I am one with the Raven outside my tree, one with the Wolf at my front door, a reflection of the Moon and as brilliant as the Sun.  We are all connected and interwoven and part of each other.  Writing is life. Life is writing.

Create beauty. Even that which is strange or ugly to us is beautiful to another. Turn your head slightly, change your perspective and behold.

Wednesday, March 02, 2016


After living without it for so long, she convinced herself she didn't need it. She was older now with different needs, wants and a body that wasn't 20 anymore.

Sure, she'd asked her friends to keep an eye out for her, read the newspaper ads and had even searched online.  Nothing. She'd heard all the platitudes, "You'll find it when you're ready", "What's for you won't go past" and the ever popular "When you least expect it".

It turned out the last one was the most accurate.  One special night,  begun with the expectation of the usual beer and pizza, the prize presented itself to her.Her eyelids fluttered closed as a rich dark scent filled her with anticipation.  She didn't realize how much she had missed it until the first taste. Her lips parted and her tongue darted out.  As sensation flooded her senses, the urge to memorize every single nuance was strong. She needed to hold onto this feeling, this joy so that she didn't go so long without experiencing it ever again.

She had dismissed the magic in order to miss it less but no more. And all the time she analyzed all that was wonderful - taste, texture, delight - her body melted.  It was the perfect kiss of flavour, sweet yet spicy.  Cool and smooth with just the right amount of pressure against her tongue.

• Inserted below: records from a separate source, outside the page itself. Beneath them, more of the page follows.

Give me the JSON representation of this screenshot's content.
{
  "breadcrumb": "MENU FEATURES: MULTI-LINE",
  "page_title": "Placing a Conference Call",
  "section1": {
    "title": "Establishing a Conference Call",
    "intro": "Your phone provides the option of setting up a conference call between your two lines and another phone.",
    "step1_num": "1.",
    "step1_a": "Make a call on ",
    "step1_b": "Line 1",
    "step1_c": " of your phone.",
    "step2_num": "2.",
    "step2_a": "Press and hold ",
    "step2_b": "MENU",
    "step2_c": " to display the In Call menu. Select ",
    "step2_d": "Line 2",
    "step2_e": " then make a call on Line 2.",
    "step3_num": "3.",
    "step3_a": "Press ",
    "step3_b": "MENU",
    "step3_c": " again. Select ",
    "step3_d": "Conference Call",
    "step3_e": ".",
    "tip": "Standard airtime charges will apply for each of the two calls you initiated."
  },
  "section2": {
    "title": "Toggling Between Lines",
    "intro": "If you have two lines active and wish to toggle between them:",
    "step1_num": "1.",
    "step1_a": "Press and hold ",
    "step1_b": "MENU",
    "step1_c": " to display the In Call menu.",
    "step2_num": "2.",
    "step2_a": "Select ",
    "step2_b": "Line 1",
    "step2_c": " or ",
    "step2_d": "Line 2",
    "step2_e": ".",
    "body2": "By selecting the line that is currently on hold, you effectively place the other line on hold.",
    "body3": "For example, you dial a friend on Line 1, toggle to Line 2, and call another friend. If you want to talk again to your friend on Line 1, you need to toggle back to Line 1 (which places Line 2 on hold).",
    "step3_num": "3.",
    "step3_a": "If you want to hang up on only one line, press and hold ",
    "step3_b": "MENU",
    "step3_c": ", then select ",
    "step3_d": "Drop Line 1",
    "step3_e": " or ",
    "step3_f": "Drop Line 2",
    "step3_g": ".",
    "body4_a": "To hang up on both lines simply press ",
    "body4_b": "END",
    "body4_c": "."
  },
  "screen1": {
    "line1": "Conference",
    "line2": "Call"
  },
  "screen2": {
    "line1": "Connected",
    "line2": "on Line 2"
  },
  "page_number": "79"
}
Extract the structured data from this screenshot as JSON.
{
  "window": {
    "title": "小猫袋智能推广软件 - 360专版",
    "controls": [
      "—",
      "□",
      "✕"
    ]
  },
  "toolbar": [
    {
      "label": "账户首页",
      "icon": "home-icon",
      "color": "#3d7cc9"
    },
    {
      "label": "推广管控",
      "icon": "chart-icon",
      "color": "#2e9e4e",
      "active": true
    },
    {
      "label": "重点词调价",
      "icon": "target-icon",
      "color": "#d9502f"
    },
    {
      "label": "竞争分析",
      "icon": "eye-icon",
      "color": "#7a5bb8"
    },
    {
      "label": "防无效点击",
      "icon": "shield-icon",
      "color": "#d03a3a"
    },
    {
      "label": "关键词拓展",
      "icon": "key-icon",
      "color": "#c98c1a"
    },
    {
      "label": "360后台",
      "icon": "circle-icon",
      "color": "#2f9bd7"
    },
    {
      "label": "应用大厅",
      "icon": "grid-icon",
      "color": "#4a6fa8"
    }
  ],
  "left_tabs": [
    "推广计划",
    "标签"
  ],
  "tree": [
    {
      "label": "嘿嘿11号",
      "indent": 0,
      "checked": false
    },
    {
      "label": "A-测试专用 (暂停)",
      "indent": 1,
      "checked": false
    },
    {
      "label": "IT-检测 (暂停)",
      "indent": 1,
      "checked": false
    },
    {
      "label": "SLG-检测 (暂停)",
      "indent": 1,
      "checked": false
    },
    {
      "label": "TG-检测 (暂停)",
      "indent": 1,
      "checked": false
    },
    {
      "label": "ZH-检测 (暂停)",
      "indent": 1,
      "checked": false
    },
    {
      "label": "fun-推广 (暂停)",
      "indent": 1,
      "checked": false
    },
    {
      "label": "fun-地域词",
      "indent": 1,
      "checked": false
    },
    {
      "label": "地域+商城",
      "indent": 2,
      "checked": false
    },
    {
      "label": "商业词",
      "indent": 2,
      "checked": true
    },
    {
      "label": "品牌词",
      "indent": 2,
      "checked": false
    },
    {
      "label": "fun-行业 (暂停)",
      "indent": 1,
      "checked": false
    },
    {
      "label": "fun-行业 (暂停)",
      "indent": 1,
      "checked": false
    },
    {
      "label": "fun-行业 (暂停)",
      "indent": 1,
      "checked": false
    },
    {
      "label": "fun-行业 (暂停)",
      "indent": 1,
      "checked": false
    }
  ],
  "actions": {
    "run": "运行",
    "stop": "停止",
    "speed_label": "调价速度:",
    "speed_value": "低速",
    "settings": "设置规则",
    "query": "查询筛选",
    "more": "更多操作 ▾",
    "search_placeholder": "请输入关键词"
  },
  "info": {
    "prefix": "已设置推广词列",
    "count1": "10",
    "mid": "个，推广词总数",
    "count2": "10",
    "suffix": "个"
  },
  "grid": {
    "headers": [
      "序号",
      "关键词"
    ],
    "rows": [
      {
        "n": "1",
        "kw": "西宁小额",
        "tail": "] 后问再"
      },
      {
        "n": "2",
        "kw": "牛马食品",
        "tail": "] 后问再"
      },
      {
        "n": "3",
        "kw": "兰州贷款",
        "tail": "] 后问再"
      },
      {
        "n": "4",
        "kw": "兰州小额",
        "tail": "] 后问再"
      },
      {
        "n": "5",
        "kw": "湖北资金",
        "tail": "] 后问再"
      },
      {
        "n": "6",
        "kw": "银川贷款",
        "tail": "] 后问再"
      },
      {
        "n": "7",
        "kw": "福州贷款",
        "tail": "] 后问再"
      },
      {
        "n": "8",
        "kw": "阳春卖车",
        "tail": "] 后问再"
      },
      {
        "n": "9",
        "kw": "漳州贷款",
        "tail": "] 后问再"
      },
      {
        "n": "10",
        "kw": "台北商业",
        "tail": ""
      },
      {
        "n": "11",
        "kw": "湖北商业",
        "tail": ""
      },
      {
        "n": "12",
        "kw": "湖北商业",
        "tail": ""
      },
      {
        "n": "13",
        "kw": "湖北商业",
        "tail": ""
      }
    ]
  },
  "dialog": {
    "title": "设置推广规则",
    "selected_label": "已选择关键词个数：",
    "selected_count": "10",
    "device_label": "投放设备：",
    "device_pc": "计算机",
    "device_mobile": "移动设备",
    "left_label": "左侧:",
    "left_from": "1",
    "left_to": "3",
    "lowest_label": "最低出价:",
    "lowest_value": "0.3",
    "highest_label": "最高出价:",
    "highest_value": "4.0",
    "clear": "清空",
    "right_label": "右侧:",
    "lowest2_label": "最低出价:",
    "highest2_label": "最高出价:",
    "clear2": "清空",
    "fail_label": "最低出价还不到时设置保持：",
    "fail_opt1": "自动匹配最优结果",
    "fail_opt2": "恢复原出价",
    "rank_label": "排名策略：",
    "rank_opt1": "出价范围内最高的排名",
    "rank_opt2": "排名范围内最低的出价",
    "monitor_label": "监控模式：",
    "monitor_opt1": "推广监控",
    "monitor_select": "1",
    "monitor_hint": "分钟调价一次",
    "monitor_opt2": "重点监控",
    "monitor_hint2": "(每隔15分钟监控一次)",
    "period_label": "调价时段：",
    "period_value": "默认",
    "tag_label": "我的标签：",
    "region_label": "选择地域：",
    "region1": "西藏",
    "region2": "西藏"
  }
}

She kept her eyes closed and enjoyed the moment.

If she never felt this again she wanted to remember how good it was to experience the taste of Hagen-Daas Mayan Chocolate ice cream.